The eagerly awaited PCM paper from IBM  updated conference attendees on the further progress that company has made on their multi-level cell PCM (MLC-PCM) drift-level adaption (DLA) technique. The IBM work pulled together a number of important development threads: cell structure, drift-compensation and write-erase lifetime, with the number of devices evaluated negating any of the criticisms of the past where elsewhere many workers claimed optimistic results from the evaluation of too few devices.
For this writer, compared with elsewhere, the IBM paper provided a refreshing level of honesty in addressing PCM problem areas, especially in relation to wear out and element separation with write/erase lifetime. The IBM paper suggested that progress will only be made in solving the crucial reliability problems of today's memory by an effort that coordinates device and structural engineering, electrical sensing techniques and signal-processing technology (applicable to all memory types, not just PCM). To this, they might have added that the removal of the lithographic scaling roadblock that faces PCM at around sub-20-nm is only likely to be solved in the short term for bit density per package by a multi-level cell multi-chip package (MLC-MCP) solution.

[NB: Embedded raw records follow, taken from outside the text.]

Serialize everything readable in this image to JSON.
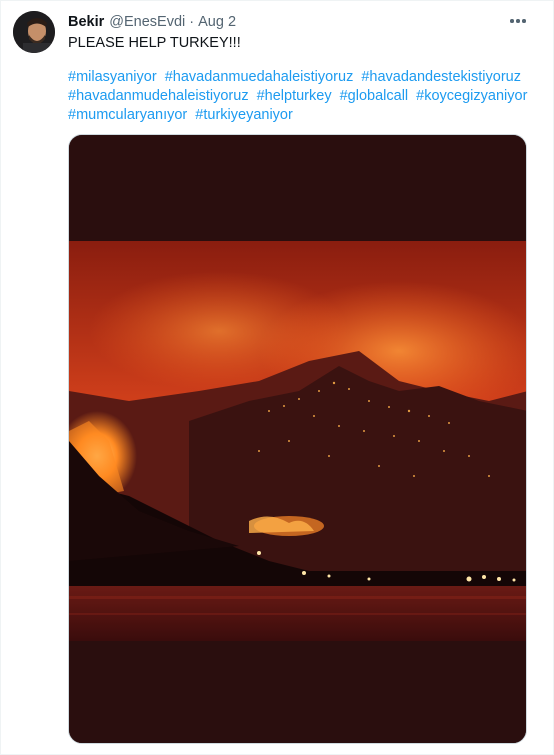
{
  "tweet": {
    "display_name": "Bekir",
    "handle": "@EnesEvdi",
    "separator": "·",
    "date": "Aug 2",
    "text": "PLEASE HELP TURKEY!!!",
    "hashtags": [
      "#milasyaniyor",
      "#havadanmuedahaleistiyoruz",
      "#havadandestekistiyoruz",
      "#havadanmudehaleistiyoruz",
      "#helpturkey",
      "#globalcall",
      "#koycegizyaniyor",
      "#mumcularyanıyor",
      "#turkiyeyaniyor"
    ],
    "media": {
      "icon": "forest-fire-photo",
      "colors": {
        "sky_glow": "#e0451a",
        "fire": "#ff7a1f",
        "water": "#5a1212",
        "frame": "#2a0e0e"
      }
    }
  },
  "colors": {
    "link": "#1d9bf0",
    "secondary_text": "#536471",
    "primary_text": "#0f1419"
  }
}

The new results reported addressed the reliability of IBM's drift compensation technique with write/erase lifetime, or endurance cycling. Those results indicated that after 106 write/erase cycles of a 64-kcell block, it was possible to achieve error rates lower than achievable by other methods of compensating for drift.
Before reviewing the new results, a quick and simplified reminder of how the drift correction technique works might be in order. Although drift is one of the many problems now receiving the attention of those trying to develop competitive PCM devices, it is not a new problem. In the case of single-bit memory, resistance drift towards higher values would tend to improve the situation in relation to the read operation, so it was not a first order problem; providing, that is, that any drift did not compromise the write by increasing threshold voltage levels.
Drift is caused by relaxation of amorphous materials (similar to the stress in rapidly cooled glasses) and reveals itself as increases in resistance. Itís a very unwelcome effect, even more so in multi-level memory cells, for which resistance is the measure of the logic state(s) of the memory cell.
Two very beneficial facts have been discovered in relation to drift, much of it detailed by IBM work on MLC memory cells. The first is that when a given memory cell is written to its different resistance levels, the relative values of the increases in resistance for each level, with drift and time, remain constant (see figure 1). The second is that the statistical value of the resistance is Gaussian like and expands as the resistance increases.
Figure 1: The family of curves for a multi-level PCM cell show drift in resistance values with time while the relative values remain constant.
The IBM DLA method uses a mixture of signal processing and in addition more conventional error correction and detection methods. The levels must first be estimated and then finally positioned as accurately as possible.
It is possible to extract over a short period of time the constants and data to allow the prediction at any point in time of the optimum position for device levels shown in figure 1. The essence of the drift problem is that to obtain data with the minimum of errors, the system reading the memory must deal with data that is not time-stamped and has been written at different time intervals, which will involve different levels of drift.
Although the full detailed description of IBMís methodology has not been published, letís consider a simplified view of how it might operate. The first step would be to use some of the user data as read from the memory and extract the resistance or time-based metric (M) for a small number of cells.
Figure 1 shows that the resistance levels within a cell have a symmetrical Gaussian distribution about the mean. Reading a series of cells will give a set of samples from each distribution. From this data, a signal-processing-based estimate, using minimum distance decoding and sorting, can be made of the upper limit of each distribution.